DESCRIPTION OF THE TASK:
Search the lines of the records for the word "intro", and copy every line that has it.

SOURCE RECORDS:
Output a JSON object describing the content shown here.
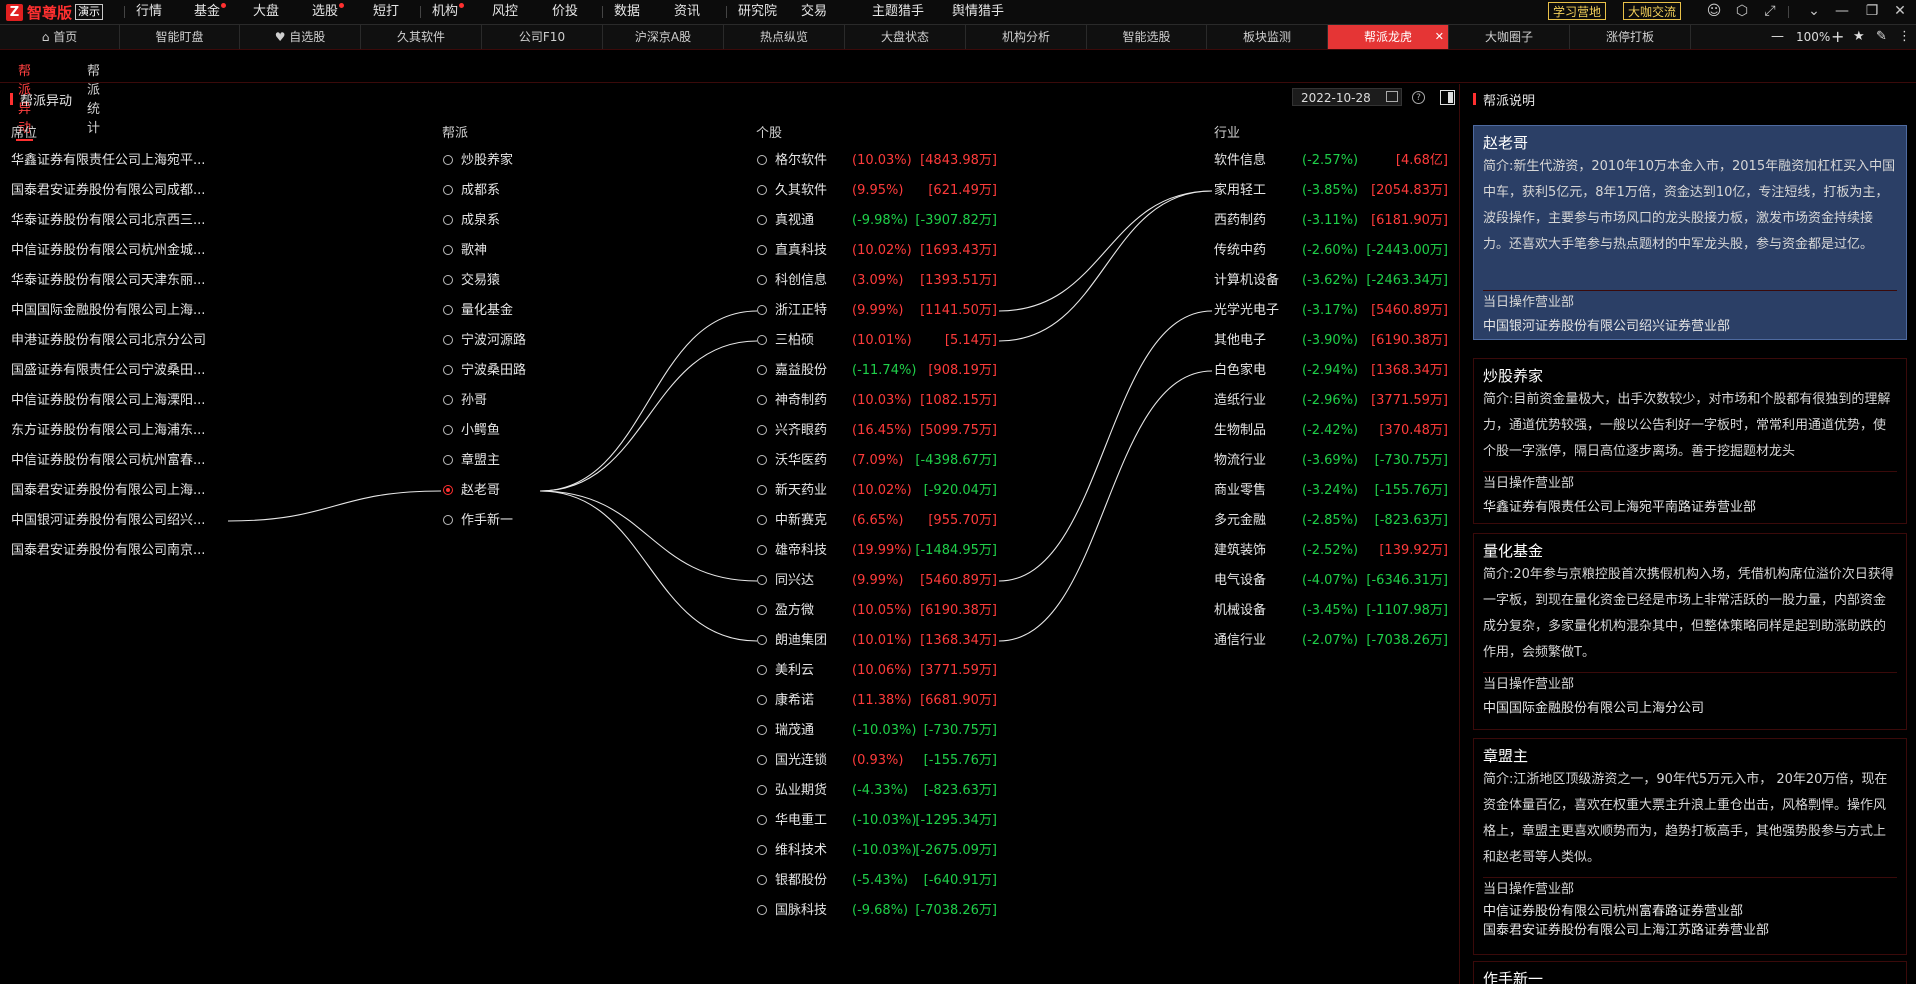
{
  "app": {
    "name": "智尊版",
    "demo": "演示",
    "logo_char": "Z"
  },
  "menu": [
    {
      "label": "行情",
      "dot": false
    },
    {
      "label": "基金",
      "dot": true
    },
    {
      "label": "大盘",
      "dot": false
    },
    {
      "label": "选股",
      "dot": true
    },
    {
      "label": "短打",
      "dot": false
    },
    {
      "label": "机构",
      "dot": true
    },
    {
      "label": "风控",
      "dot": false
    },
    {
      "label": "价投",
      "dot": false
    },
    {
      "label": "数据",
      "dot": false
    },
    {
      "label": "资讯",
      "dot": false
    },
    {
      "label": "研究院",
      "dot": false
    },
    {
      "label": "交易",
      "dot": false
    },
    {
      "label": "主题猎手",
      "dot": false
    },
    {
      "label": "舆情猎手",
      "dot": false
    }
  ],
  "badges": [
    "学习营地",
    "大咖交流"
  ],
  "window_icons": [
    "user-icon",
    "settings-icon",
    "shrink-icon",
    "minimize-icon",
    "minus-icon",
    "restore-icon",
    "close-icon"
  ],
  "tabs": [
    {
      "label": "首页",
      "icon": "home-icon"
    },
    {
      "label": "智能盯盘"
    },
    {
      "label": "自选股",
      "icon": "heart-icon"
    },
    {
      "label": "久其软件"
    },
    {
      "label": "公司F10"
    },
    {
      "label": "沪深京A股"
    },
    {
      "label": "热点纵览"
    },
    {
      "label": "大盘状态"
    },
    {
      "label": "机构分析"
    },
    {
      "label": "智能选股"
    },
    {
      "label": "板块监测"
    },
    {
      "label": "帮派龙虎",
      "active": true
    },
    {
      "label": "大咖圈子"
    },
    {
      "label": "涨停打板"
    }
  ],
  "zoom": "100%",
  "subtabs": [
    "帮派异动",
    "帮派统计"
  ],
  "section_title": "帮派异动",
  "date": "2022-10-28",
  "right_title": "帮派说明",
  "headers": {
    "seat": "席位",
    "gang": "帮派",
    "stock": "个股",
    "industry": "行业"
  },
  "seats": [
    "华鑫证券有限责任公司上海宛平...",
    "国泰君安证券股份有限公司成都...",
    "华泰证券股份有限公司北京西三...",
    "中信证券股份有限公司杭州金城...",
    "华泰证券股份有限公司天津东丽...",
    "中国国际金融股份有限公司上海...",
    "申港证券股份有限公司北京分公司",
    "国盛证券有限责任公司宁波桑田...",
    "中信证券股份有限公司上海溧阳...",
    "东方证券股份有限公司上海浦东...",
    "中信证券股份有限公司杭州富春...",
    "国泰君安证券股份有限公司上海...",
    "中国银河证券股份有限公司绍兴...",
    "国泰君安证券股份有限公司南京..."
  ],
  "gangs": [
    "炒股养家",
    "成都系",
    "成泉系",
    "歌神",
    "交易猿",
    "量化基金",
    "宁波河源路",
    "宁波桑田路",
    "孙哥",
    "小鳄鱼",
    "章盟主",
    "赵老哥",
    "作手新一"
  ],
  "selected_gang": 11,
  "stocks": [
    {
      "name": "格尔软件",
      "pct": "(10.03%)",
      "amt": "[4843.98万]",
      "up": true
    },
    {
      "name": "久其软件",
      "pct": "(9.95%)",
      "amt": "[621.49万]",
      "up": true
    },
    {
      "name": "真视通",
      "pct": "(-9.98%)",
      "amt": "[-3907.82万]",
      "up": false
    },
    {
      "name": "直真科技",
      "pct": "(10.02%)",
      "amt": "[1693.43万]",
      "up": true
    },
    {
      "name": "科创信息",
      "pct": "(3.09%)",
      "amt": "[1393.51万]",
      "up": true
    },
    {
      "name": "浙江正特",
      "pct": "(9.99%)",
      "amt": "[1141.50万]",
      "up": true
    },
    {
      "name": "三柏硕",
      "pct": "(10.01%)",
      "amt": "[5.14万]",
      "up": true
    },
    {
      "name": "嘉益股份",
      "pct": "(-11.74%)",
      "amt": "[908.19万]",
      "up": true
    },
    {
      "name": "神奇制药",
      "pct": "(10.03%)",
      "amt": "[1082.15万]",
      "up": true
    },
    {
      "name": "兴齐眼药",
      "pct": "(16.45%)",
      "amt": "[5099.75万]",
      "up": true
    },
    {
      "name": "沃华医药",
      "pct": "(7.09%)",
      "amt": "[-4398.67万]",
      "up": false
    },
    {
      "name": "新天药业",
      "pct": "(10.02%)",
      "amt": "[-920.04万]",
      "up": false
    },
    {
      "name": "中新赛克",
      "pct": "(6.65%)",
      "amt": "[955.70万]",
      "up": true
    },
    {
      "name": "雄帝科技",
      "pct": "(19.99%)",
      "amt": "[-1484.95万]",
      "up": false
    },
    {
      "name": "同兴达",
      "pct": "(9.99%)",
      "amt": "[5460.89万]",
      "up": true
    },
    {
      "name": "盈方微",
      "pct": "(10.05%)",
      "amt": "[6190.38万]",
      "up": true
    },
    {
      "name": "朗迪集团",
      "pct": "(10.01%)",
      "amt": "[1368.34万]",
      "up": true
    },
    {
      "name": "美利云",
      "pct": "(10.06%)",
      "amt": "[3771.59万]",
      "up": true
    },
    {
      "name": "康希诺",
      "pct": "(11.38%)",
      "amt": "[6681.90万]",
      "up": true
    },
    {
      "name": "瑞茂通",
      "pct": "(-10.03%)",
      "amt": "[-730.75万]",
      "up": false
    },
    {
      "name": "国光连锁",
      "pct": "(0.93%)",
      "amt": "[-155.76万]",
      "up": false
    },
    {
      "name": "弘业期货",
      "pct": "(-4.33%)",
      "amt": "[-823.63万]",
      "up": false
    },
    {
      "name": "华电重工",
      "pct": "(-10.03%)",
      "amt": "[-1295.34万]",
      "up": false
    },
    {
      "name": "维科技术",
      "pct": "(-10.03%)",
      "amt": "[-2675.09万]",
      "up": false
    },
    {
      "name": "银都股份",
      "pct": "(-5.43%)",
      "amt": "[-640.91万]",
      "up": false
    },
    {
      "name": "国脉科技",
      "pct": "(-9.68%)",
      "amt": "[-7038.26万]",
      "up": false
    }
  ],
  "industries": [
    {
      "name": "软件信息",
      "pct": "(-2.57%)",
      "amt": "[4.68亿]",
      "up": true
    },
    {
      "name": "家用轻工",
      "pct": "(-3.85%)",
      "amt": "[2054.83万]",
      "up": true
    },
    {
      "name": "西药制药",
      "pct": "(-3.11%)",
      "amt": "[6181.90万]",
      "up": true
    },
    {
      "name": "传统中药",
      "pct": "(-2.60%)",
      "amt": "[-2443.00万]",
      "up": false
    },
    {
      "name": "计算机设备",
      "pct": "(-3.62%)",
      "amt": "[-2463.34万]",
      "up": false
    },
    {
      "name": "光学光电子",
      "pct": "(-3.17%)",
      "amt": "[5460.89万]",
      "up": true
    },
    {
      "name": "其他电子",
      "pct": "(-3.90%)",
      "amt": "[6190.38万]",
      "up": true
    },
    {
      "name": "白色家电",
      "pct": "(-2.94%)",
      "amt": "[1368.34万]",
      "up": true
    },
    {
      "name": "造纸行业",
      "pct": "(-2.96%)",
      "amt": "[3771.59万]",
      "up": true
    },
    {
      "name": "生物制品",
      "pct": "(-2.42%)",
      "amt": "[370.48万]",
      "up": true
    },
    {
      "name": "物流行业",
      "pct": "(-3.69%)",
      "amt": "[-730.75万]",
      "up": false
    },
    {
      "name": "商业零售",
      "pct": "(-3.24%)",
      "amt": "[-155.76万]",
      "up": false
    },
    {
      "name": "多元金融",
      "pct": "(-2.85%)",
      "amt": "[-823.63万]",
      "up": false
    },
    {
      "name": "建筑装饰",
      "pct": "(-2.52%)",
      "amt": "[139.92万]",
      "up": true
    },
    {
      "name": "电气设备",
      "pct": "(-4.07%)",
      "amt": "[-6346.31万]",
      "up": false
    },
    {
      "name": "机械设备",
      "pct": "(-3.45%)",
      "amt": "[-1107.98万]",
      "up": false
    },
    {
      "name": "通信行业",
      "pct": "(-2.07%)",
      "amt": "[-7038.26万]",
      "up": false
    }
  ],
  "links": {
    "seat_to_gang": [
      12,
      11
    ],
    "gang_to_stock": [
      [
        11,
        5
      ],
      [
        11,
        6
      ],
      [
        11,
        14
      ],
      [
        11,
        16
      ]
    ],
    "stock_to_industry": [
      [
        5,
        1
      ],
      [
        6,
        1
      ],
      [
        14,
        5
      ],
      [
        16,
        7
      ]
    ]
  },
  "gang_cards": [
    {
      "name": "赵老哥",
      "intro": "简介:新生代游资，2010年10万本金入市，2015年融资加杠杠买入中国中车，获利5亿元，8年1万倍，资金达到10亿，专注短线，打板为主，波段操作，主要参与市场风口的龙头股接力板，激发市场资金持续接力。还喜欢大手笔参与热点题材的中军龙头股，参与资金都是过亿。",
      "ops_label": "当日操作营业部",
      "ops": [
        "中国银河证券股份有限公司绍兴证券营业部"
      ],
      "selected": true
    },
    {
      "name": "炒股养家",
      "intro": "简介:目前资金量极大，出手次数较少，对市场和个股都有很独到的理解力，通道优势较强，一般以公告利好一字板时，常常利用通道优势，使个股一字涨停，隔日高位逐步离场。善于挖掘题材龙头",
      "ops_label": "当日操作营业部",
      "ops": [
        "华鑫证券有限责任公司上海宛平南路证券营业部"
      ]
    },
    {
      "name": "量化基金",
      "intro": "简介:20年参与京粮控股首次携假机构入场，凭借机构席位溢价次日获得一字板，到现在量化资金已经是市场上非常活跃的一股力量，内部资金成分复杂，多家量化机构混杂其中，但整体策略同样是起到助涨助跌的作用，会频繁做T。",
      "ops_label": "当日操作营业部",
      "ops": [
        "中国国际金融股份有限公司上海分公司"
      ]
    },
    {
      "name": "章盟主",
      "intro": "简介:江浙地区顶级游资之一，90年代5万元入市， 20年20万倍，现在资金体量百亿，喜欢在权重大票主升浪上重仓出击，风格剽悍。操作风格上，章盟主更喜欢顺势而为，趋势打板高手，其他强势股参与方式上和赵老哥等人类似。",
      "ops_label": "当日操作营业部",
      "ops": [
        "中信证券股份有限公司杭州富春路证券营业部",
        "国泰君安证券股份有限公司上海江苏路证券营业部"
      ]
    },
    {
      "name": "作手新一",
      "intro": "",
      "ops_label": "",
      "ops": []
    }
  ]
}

THE COMPLETED TASK:
      "intro": "简介:新生代游资，2010年10万本金入市，2015年融资加杠杠买入中国中车，获利5亿元，8年1万倍，资金达到10亿，专注短线，打板为主，波段操作，主要参与市场风口的龙头股接力板，激发市场资金持续接力。还喜欢大手笔参与热点题材的中军龙头股，参与资金都是过亿。",
      "intro": "简介:目前资金量极大，出手次数较少，对市场和个股都有很独到的理解力，通道优势较强，一般以公告利好一字板时，常常利用通道优势，使个股一字涨停，隔日高位逐步离场。善于挖掘题材龙头",
      "intro": "简介:20年参与京粮控股首次携假机构入场，凭借机构席位溢价次日获得一字板，到现在量化资金已经是市场上非常活跃的一股力量，内部资金成分复杂，多家量化机构混杂其中，但整体策略同样是起到助涨助跌的作用，会频繁做T。",
      "intro": "简介:江浙地区顶级游资之一，90年代5万元入市， 20年20万倍，现在资金体量百亿，喜欢在权重大票主升浪上重仓出击，风格剽悍。操作风格上，章盟主更喜欢顺势而为，趋势打板高手，其他强势股参与方式上和赵老哥等人类似。",
      "intro": "",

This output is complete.